Data records for software interfaces
⁂

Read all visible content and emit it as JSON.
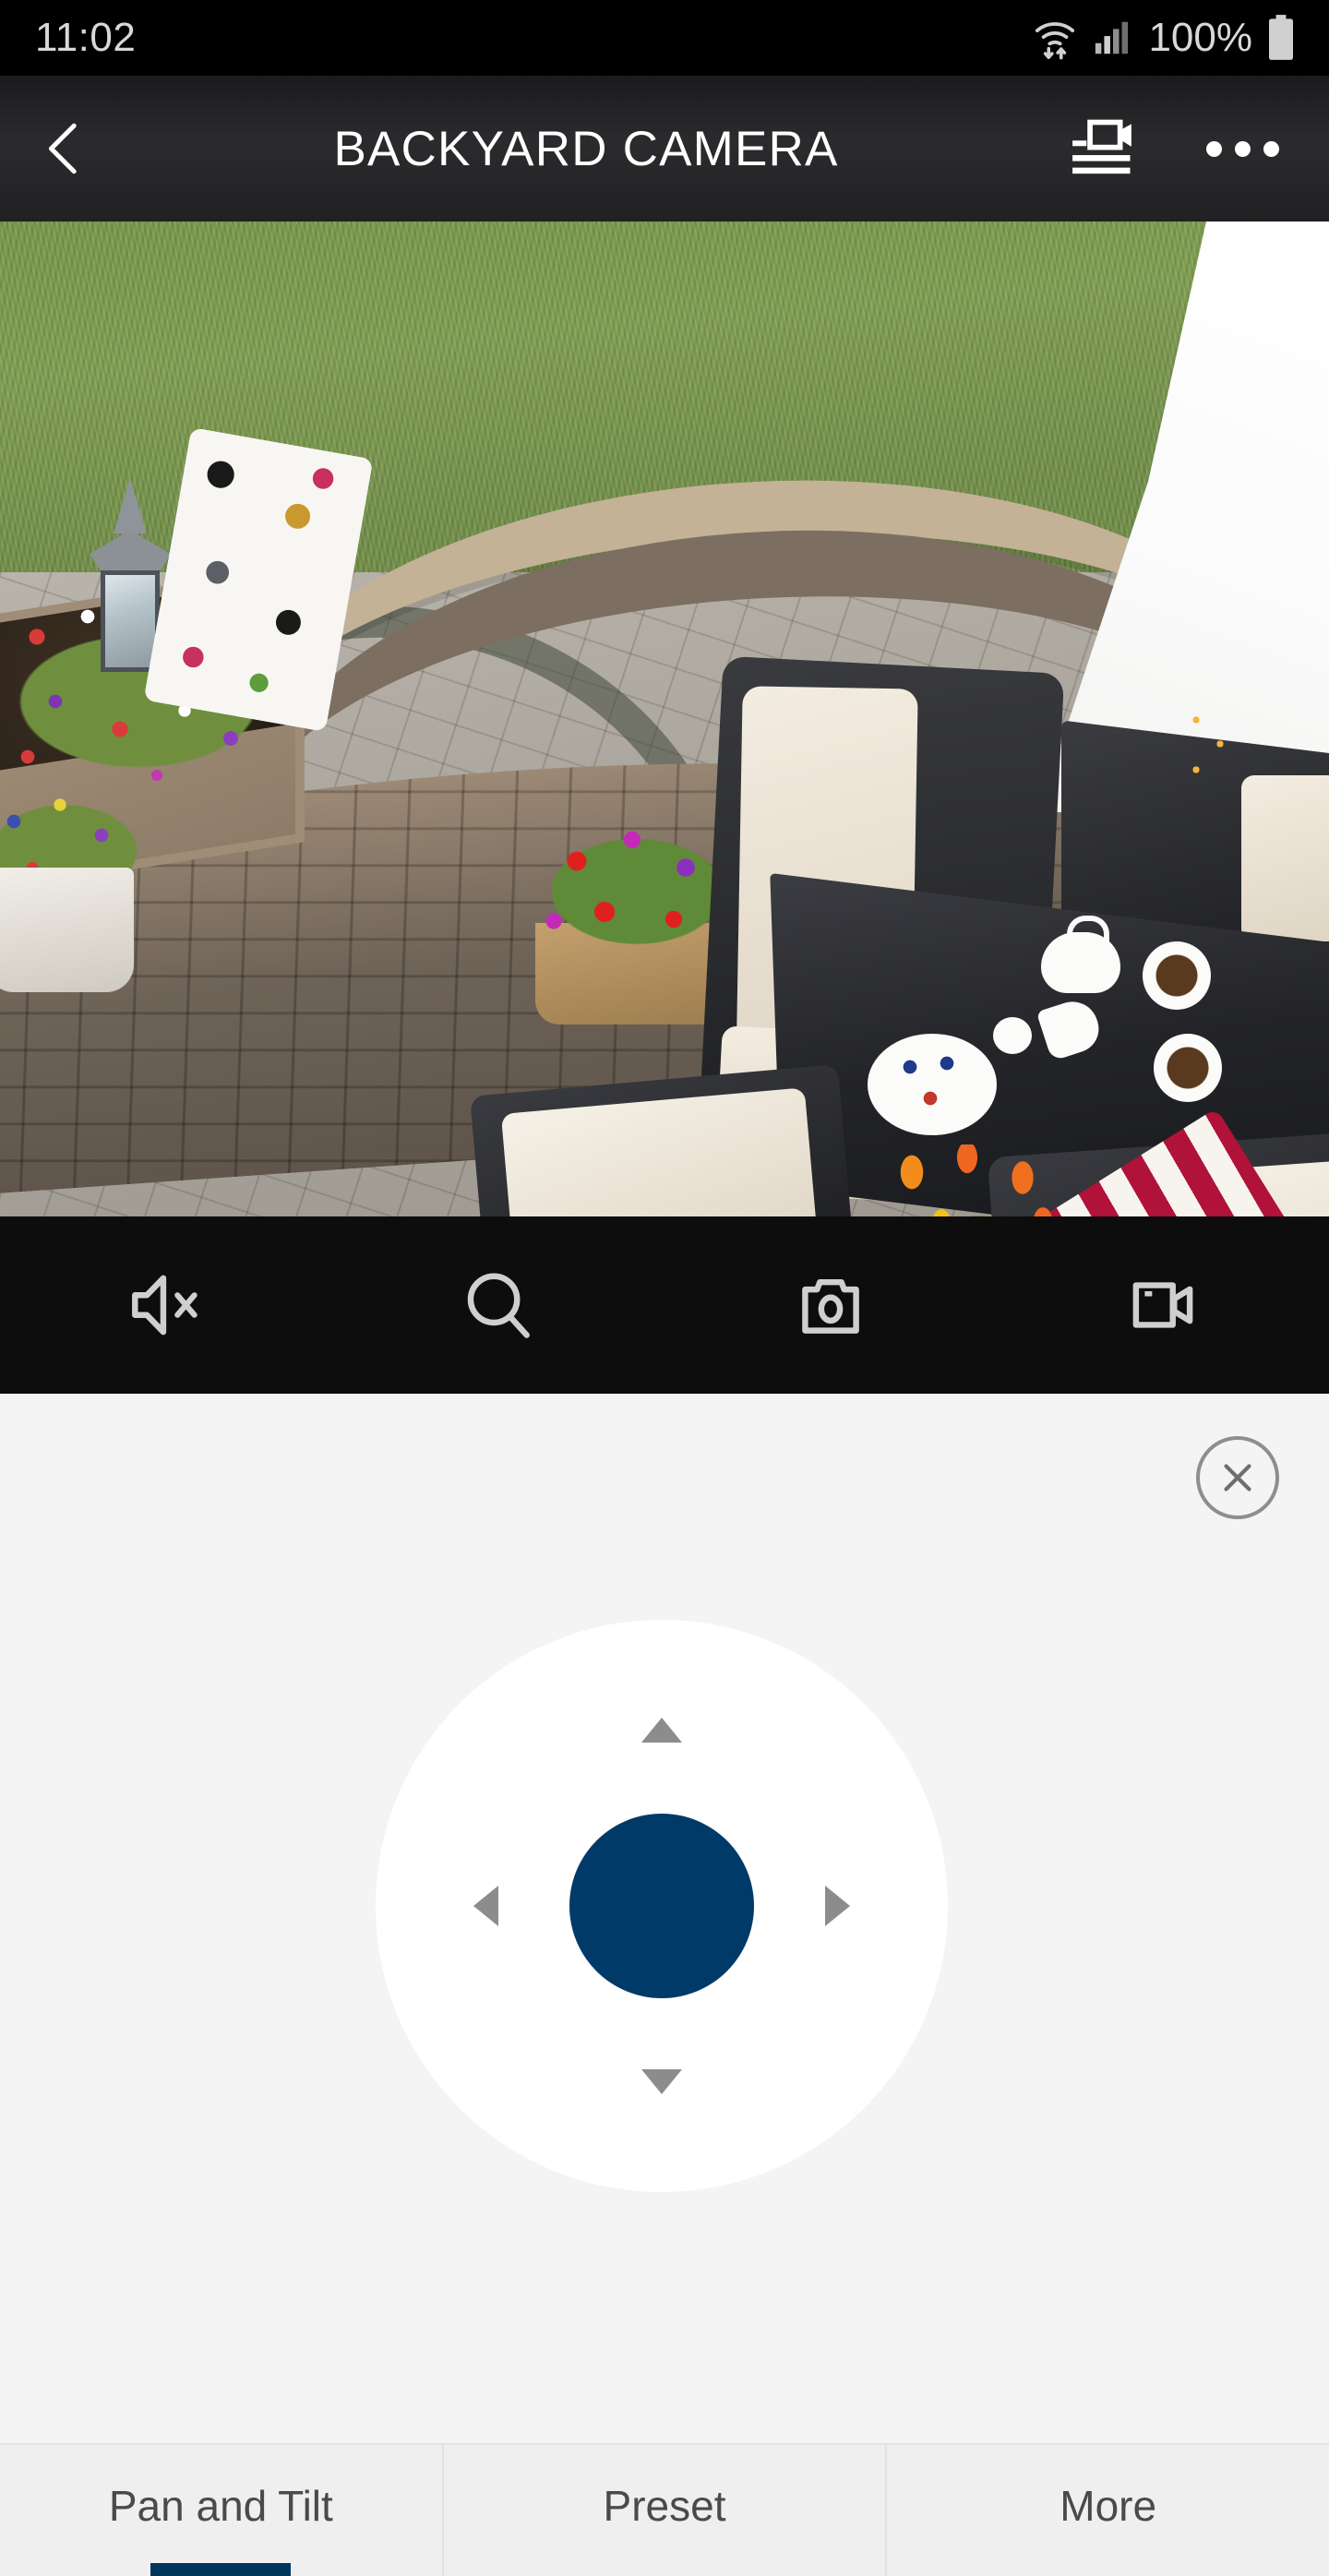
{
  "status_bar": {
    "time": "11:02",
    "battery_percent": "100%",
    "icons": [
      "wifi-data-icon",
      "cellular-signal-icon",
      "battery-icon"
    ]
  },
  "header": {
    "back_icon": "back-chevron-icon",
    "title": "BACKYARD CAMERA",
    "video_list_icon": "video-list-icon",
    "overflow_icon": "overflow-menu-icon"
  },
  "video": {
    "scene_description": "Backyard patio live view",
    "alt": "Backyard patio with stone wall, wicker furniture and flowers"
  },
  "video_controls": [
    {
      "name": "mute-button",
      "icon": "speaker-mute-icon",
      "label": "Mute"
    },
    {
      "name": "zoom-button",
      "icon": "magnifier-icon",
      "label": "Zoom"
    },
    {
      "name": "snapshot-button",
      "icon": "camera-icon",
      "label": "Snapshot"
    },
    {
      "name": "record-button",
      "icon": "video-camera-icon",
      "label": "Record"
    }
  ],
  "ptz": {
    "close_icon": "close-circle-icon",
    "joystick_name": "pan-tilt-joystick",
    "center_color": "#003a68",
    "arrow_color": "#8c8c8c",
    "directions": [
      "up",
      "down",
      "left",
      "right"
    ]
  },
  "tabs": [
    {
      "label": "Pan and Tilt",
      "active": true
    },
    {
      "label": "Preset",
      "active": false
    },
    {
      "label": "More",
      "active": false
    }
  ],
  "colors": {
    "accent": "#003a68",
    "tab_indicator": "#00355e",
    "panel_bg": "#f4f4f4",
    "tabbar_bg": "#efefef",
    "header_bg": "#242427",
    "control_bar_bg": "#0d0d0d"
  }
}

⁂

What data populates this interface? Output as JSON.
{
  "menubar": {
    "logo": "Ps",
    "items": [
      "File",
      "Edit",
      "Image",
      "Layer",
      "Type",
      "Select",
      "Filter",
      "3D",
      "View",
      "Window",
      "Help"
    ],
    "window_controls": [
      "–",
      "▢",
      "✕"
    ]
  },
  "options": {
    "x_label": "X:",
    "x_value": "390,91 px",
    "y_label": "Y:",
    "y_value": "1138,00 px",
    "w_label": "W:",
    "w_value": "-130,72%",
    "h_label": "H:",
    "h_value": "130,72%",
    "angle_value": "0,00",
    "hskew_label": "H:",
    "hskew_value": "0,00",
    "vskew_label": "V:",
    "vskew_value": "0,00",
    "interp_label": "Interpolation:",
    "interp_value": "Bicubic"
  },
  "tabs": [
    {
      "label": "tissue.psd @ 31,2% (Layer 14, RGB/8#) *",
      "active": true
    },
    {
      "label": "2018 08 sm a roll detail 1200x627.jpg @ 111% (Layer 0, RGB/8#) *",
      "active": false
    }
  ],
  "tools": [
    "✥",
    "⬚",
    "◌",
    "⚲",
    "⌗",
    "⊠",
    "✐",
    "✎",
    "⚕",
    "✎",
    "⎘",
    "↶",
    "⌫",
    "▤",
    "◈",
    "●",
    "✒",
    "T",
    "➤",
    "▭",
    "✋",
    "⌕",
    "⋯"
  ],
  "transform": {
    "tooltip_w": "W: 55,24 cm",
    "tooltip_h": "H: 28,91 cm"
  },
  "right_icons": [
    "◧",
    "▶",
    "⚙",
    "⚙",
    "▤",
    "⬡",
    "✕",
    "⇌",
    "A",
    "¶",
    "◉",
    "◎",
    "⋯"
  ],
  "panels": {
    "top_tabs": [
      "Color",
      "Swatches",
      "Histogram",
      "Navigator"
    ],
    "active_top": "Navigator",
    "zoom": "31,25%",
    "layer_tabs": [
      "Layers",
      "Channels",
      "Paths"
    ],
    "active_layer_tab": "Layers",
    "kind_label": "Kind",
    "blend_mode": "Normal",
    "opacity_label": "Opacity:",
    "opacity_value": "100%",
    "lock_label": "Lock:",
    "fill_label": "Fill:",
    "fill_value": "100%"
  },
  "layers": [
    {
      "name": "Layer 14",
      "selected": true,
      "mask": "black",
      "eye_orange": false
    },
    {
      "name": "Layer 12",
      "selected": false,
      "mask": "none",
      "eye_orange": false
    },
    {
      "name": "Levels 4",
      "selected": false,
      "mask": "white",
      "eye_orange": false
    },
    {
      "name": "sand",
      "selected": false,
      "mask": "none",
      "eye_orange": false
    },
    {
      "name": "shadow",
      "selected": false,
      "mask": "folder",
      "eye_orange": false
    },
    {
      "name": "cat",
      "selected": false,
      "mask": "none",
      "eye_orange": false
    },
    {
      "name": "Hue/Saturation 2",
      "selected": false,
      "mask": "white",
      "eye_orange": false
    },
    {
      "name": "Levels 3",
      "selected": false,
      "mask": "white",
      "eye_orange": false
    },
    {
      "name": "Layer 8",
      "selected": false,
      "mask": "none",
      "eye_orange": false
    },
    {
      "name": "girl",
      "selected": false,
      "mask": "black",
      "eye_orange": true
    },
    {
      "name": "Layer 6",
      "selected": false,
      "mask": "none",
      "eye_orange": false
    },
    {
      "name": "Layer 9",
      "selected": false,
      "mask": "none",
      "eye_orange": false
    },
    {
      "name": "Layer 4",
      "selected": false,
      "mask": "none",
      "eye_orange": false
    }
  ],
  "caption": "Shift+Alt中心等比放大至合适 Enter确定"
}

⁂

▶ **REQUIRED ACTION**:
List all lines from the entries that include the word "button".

▶ **COMPLETED EXERCISE**:
      "name": "mute-button",
      "name": "zoom-button",
      "name": "snapshot-button",
      "name": "record-button",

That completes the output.